“The numbers didn’t just add up.”

The ALMA antennas at the Llano Chajnantor–above them, the bright Milky Way is visible–played a vital role in the discovery of ID2299 and will now assist in the further investigation of gas movements in the galaxy (ESO/Y. Beletsky)

The next steps for the team are to use ALMA to make high-resolution observations of ID2299 and the motion of gas within it in order to better understand the gas ejection occurring there. Looking beyond this galaxy, Puglisi says she will also look for similar occurrences in other galaxies.

“I personally find quite fascinating the study of galaxy interactions and mergers. These phenomena are visually spectacular,” the researcher adds. “I find quite poetic that galaxies can get close to each other and influence their life and evolution so dramatically.”

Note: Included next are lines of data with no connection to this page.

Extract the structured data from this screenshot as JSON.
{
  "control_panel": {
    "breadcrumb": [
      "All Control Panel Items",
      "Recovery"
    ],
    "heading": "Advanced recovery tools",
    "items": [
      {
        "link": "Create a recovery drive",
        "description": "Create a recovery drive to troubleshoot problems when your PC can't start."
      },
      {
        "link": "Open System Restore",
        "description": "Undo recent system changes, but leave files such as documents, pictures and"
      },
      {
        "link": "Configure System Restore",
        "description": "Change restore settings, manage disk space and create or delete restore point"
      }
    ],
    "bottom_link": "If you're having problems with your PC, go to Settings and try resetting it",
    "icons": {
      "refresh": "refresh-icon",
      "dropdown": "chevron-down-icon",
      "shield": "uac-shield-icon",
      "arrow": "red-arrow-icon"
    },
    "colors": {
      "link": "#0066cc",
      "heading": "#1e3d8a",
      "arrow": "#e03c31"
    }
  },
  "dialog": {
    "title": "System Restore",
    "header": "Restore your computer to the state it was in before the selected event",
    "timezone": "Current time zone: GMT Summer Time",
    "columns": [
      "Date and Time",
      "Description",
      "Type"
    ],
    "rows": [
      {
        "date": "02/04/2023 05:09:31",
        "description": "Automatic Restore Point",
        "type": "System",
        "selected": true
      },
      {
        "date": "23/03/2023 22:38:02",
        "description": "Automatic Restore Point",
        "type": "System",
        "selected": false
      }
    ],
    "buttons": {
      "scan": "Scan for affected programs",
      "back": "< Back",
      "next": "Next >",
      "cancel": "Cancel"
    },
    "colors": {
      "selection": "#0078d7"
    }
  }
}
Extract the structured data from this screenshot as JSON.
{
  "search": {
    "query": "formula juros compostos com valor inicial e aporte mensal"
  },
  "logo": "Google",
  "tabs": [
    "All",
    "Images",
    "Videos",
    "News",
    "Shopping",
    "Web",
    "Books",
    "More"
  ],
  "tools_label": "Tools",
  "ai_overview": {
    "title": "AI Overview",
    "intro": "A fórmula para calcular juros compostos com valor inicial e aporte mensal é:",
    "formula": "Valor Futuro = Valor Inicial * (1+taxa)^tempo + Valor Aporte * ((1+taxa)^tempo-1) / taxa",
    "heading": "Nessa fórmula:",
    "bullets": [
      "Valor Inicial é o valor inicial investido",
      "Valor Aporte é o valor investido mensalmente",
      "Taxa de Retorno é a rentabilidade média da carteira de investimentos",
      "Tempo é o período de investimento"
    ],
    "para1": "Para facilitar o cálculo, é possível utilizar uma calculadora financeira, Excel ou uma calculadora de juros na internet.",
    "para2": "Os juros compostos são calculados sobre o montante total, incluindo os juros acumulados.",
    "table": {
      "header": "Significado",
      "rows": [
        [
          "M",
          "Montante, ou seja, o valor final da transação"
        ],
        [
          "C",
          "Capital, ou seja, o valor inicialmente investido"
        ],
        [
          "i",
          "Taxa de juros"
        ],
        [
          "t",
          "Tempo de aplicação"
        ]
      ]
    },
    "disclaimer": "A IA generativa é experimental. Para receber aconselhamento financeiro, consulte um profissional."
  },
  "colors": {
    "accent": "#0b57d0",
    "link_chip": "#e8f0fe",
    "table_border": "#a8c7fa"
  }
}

The research the team presents could either overturn current theories that suggest star-forming material is actually ejected by the activity of supermassive black holes at the centre of galaxies or could provide another mechanism by which this can occur. Either way, the discovery represents a significant step forward in our understanding of how galaxies develop.

“I see galaxy evolution as a complex puzzle that researchers are trying to complete through their studies,” Circosta concludes. “A crucial part of the puzzle is about the mechanisms that halt the formation of new stars and ‘kill’ galaxies.

“Witnessing such a massive disruption event allowed us to shed new light on one of the possible culprits responsible for the death of distant galaxies. This adds an important piece to the puzzle of galaxy evolution!”

Chiara Circosta, Department of Physics & Astronomy, University College London

Original research:

Puglisi. A., Daddi. E., Brusa. M., et al, ‘A titanic interstellar medium ejection from a massive starburst galaxy at z=1.4,’ Nature Astronomy, [2021], [DOI: 10.1038/s41550-020-01268-x].

Star blast reveals water ‘snowline’ for first time ever


Image credits NRAO/AUI/NSF

For the first time ever, astronomers have imaged a water “snowline” – the transition point around a star where the temperature and pressure are low enough to allow for water ice formation – in a protoplanetary disk.

Although water snowlines are typically too close in proximity to protostars to be directly observable, a sharp increase in the brightness of the young star V883 Orionis pushed its water snowline out farther than normal, allowing astronomers to capture it with the Atacama Large Millimeter/submillimeter Array (ALMA) telescope.

“We found what looks like a ring at 40 AU (astronomical units)” said Lucas Cieza, an astronomer at Diego Portales University, Santiago, Chile, and lead author of the paper that outlines the findings. “This illustrates well the transformational power of ALMA, which delivers exciting results even if they are not the ones we were looking for.”

The recent outburst from V883 Orionis was triggered by material from the disk making its way onto the surface of the star. It is now approximately 400 times more luminous and significantly hotter than the sun, despite it being only around 30 percent larger in size.

Water ice plays an important role in the control of dust grain agglomeration and helps these grains form into larger particles. Scientists believe that rocky planets such as Mars and Earth are favored within water snowlines, whereas the formation of gaseous planets such as Jupiter are favored outside snowlines due to the presence of ice.

“The distribution of water ice around a young star is fundamental to planet formation and even the development of life on Earth,” said Zhaohuan Zhu, an astronomer at Princeton University, New Jersey, and co-author of the paper. “ALMA’s observation sheds important light on how and where this happens in protoplanetary disks when young planets are still forming. We now have direct evidence that a frosty region conducive to planet formation exists around other stars.”

The discovery that solar outbursts can push water snowlines out past their typical radius has implications for planetary formation models, as such outbursts are believed to play a role in the evolution of planetary systems. Using data from studies such as this, scientists can better understand how planets form and evolve in our universe.

Journal Reference: Imaging the water snow-line during a protostellar outburst. 13 July 2016. 10.1038/nature18612